Web page and app entries:
-----

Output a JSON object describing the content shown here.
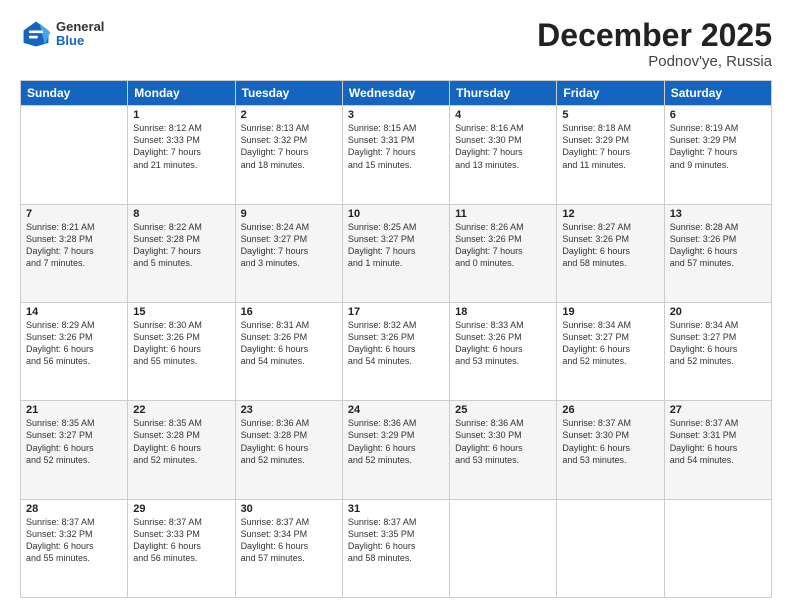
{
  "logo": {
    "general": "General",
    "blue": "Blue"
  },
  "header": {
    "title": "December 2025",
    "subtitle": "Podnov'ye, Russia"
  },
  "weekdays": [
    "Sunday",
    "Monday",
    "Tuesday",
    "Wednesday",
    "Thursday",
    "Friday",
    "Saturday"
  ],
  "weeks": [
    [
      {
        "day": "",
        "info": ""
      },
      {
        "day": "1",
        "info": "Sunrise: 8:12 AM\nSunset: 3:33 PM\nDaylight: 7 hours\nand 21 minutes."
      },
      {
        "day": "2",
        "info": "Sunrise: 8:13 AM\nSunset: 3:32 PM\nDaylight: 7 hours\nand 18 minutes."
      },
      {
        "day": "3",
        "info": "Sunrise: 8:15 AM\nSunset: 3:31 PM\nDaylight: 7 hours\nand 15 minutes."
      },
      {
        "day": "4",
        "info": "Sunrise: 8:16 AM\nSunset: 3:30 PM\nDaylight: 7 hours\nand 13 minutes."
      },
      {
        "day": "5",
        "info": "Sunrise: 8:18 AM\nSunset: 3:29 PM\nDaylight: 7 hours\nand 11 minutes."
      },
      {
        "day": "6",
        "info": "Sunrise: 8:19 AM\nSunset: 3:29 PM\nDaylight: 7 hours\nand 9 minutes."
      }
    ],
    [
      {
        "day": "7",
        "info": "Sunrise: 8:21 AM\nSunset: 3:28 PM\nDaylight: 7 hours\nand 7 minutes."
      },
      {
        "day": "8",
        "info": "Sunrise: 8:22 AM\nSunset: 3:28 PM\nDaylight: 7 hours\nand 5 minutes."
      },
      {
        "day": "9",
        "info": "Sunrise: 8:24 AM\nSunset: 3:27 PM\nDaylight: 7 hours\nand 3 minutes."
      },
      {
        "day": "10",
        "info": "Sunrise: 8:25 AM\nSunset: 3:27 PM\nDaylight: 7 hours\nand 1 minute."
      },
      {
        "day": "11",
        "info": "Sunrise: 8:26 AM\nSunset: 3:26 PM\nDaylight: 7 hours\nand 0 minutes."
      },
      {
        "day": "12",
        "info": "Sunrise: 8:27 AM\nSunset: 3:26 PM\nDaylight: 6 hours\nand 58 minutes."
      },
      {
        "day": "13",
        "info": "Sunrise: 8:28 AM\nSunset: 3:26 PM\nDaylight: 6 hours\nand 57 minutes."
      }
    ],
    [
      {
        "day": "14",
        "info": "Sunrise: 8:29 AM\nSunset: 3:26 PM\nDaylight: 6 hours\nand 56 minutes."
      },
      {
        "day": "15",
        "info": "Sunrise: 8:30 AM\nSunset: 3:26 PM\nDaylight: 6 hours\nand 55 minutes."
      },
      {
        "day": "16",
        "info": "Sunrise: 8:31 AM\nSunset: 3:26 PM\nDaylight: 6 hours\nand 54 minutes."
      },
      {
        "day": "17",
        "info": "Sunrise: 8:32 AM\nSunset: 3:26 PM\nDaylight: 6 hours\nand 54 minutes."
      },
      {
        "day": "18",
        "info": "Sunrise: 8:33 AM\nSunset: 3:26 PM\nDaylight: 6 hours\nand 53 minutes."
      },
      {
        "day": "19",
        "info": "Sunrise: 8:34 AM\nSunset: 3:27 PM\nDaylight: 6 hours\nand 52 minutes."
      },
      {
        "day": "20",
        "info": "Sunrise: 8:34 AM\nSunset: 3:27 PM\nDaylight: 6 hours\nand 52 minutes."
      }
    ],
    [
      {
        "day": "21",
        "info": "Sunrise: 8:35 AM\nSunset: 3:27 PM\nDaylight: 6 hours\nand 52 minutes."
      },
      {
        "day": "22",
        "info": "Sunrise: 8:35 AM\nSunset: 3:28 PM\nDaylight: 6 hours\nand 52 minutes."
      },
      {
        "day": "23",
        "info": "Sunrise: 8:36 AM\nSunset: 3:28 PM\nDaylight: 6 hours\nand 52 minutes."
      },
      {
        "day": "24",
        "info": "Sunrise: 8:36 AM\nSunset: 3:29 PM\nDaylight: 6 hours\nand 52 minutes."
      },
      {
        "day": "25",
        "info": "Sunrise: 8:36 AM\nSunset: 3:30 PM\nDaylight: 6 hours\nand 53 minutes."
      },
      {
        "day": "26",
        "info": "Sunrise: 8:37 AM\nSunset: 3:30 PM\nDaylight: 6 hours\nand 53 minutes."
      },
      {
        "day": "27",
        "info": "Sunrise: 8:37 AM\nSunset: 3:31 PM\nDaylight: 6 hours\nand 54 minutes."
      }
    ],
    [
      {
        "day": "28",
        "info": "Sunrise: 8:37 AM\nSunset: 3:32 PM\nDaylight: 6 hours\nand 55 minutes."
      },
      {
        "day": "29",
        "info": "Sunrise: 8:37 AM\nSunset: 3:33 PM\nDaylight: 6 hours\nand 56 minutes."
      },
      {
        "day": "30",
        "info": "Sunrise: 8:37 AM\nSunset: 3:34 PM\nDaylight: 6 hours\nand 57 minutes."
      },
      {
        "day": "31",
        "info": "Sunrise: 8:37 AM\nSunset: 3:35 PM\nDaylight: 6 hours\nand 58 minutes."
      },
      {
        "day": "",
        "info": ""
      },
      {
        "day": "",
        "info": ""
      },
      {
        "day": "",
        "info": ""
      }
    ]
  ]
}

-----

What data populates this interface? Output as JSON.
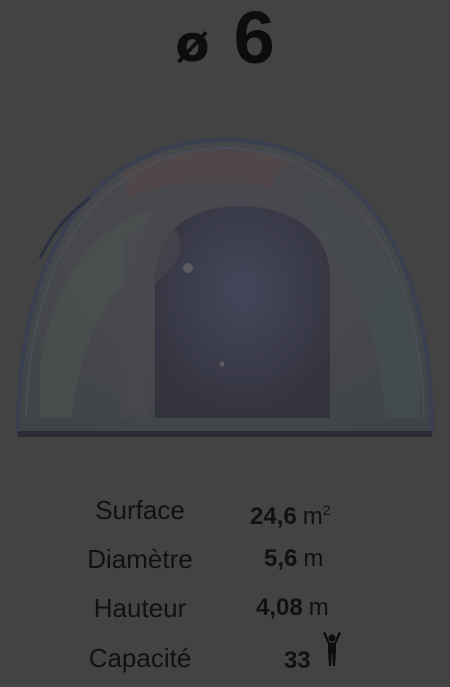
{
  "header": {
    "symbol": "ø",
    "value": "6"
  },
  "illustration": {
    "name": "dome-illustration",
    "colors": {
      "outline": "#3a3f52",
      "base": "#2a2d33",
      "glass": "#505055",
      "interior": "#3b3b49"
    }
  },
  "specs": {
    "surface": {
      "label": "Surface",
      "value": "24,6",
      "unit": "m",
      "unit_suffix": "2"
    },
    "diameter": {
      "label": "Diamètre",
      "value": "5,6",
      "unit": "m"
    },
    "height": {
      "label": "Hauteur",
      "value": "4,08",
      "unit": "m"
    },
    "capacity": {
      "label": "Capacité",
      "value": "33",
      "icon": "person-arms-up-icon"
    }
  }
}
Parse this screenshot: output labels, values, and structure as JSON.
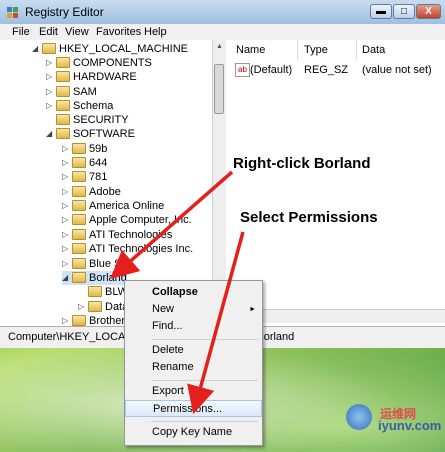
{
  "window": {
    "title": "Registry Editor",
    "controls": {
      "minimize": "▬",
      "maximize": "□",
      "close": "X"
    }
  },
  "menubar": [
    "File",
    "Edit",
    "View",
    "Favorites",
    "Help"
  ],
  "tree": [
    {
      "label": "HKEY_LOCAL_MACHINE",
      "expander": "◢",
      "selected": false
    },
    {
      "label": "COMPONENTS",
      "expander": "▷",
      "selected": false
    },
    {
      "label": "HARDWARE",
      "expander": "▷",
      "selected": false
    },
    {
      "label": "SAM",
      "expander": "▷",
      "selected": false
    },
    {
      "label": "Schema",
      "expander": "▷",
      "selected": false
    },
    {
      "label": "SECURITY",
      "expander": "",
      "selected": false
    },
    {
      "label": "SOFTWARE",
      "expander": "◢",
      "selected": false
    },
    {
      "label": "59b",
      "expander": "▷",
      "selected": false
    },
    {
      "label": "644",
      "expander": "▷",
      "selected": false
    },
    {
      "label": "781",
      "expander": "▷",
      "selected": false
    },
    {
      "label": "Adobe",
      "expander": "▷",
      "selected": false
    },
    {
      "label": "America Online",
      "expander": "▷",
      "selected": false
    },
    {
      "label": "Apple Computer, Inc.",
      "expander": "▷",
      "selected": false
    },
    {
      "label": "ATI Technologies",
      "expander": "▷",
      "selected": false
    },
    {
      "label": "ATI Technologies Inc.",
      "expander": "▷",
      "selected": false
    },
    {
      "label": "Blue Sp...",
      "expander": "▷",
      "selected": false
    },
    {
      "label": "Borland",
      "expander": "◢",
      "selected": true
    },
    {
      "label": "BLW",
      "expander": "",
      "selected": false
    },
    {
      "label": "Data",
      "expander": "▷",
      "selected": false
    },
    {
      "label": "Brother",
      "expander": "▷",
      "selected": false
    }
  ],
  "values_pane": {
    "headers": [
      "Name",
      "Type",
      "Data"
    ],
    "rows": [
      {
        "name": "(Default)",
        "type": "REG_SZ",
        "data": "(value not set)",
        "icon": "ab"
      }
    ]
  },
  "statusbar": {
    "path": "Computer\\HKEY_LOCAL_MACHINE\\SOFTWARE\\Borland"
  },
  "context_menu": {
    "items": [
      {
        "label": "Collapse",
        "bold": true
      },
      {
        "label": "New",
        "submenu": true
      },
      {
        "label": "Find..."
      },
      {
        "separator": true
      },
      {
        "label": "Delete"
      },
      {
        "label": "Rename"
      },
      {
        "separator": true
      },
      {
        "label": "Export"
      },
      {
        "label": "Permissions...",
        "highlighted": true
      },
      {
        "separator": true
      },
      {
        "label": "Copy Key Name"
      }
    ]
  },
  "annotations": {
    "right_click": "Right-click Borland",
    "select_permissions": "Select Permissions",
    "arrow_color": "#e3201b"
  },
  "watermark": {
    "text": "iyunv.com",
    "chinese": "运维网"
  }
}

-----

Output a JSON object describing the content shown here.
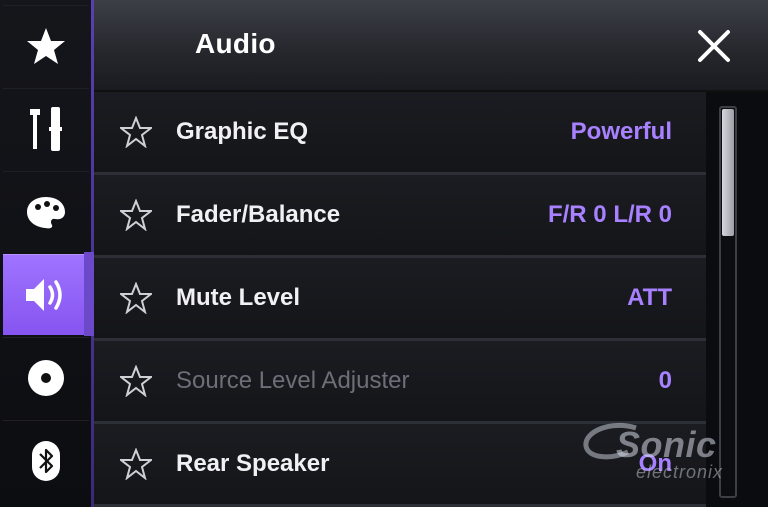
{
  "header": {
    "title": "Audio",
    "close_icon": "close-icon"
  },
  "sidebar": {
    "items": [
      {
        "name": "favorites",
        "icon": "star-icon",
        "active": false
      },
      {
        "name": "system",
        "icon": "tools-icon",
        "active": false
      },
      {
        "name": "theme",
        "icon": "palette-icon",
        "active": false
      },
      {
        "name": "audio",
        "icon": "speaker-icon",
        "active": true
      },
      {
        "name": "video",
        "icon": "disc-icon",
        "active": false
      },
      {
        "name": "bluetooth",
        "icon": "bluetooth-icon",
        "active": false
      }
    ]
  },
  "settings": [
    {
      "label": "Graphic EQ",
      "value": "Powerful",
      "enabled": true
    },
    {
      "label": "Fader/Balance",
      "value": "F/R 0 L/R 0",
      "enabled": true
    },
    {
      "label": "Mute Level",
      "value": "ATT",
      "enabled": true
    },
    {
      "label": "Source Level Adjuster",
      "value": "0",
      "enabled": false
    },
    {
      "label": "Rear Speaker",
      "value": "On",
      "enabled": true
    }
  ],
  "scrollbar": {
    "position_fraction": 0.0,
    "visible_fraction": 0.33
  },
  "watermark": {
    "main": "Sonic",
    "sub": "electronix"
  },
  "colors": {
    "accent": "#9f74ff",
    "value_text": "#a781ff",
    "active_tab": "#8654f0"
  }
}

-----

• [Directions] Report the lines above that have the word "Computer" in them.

• [Solution to the exercise]
      "label": "Apple Computer, Inc.",
    "path": "Computer\\HKEY_LOCAL_MACHINE\\SOFTWARE\\Borland"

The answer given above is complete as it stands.